*** EXERCISE MATERIAL ***
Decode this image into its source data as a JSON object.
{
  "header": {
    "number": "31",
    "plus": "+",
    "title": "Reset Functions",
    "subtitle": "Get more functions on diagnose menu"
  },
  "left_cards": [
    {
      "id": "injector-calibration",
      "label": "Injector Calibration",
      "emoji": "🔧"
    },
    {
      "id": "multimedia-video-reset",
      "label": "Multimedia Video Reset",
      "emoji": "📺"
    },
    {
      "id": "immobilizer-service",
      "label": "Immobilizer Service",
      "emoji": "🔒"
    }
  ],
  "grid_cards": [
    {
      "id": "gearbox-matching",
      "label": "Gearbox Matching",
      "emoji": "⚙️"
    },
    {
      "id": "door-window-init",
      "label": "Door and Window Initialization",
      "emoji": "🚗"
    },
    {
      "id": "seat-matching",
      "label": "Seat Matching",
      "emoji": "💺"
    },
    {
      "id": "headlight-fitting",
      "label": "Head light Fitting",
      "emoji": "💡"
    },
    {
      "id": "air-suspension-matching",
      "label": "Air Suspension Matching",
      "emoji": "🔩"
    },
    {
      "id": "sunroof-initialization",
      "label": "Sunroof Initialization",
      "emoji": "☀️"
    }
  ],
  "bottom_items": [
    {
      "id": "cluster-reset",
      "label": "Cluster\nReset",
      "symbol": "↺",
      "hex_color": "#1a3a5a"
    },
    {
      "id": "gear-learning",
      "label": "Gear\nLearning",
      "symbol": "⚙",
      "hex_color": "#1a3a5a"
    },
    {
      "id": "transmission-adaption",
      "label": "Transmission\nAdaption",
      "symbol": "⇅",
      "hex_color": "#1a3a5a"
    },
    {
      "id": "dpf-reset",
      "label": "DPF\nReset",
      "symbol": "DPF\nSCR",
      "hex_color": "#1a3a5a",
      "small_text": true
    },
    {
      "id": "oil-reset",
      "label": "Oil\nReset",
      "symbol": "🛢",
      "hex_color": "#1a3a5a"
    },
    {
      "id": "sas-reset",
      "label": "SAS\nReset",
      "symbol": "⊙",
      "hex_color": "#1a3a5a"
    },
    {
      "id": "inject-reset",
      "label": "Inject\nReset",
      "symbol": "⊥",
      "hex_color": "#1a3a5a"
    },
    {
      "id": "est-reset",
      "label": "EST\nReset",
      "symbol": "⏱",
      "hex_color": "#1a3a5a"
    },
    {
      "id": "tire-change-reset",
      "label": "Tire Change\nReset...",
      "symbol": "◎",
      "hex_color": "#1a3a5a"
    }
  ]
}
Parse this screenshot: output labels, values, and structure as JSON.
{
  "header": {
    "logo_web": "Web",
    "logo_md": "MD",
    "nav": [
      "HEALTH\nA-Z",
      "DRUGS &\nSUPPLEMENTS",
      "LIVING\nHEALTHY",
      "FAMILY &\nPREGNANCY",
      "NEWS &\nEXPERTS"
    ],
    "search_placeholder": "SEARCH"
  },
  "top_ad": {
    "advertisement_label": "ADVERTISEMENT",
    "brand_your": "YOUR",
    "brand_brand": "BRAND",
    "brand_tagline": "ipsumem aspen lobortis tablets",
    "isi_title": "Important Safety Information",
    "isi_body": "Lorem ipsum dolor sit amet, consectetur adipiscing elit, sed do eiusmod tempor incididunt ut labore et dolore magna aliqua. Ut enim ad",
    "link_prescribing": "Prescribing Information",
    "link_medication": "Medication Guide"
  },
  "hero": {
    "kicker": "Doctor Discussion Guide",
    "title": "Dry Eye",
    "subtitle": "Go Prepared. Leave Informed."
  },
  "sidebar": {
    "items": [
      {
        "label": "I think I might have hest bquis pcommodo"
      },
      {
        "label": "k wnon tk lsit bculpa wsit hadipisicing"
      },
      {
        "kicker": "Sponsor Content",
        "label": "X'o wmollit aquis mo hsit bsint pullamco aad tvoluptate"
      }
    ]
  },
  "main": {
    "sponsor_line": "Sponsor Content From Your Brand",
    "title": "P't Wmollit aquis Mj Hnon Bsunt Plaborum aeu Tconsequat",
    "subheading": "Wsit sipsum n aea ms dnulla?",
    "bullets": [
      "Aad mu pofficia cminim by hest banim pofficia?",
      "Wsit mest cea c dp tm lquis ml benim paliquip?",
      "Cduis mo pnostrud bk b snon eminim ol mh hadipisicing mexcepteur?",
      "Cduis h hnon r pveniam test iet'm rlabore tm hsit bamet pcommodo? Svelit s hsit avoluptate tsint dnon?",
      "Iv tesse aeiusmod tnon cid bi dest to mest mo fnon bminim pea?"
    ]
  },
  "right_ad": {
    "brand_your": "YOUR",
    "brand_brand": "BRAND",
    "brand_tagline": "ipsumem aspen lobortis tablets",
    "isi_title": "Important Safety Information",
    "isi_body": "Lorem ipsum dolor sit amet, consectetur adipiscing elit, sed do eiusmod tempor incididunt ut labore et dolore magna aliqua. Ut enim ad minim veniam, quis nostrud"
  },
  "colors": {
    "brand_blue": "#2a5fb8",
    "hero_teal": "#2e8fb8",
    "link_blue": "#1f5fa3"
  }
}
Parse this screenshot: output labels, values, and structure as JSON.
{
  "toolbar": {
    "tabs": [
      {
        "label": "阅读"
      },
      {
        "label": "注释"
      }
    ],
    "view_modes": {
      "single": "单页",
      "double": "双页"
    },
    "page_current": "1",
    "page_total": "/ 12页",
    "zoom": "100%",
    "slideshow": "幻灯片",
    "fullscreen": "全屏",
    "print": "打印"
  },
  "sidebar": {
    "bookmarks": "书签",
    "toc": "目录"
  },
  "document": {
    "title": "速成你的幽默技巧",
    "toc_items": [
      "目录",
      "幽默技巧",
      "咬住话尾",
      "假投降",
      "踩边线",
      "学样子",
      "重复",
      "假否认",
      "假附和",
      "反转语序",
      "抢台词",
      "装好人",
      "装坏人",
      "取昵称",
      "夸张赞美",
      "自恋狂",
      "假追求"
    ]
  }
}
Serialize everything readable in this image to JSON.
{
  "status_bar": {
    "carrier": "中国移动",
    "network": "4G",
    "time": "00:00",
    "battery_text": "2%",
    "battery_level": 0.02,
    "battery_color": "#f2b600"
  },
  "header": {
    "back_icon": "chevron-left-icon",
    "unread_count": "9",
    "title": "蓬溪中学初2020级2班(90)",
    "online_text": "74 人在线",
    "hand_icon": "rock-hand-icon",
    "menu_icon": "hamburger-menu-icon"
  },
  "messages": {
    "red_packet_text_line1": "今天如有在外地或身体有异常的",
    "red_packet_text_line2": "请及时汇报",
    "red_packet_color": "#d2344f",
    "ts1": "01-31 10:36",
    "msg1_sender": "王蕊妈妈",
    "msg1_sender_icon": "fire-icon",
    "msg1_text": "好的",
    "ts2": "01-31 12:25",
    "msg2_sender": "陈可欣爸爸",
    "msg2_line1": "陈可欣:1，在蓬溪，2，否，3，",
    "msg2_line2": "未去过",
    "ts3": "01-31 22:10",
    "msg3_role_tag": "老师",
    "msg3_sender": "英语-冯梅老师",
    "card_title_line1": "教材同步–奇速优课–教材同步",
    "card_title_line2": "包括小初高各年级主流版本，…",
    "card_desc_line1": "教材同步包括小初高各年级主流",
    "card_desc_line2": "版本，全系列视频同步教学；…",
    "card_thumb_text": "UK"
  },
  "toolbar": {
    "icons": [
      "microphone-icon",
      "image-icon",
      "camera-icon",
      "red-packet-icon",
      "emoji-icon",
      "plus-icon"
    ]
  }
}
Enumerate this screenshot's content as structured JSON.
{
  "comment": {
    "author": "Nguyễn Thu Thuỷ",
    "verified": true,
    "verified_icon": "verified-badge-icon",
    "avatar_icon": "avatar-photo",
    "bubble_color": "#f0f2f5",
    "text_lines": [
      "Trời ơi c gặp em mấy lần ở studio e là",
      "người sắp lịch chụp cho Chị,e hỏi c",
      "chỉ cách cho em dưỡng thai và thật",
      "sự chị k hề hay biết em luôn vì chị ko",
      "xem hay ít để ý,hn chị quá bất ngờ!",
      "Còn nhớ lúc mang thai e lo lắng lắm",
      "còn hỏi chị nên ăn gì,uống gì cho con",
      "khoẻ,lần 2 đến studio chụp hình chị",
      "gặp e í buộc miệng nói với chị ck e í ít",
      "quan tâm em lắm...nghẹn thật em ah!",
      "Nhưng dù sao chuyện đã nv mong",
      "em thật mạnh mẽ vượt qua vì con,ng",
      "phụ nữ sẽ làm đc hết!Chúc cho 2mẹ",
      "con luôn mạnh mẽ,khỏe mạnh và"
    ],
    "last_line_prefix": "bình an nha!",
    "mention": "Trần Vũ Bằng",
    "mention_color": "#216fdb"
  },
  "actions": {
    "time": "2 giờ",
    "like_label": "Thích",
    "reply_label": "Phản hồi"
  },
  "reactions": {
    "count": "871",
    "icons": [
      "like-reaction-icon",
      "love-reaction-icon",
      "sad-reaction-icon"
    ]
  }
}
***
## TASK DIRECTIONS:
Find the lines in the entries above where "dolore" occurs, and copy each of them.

## OUTPUT BELOW:
    "isi_body": "Lorem ipsum dolor sit amet, consectetur adipiscing elit, sed do eiusmod tempor incididunt ut labore et dolore magna aliqua. Ut enim ad",
    "isi_body": "Lorem ipsum dolor sit amet, consectetur adipiscing elit, sed do eiusmod tempor incididunt ut labore et dolore magna aliqua. Ut enim ad minim veniam, quis nostrud"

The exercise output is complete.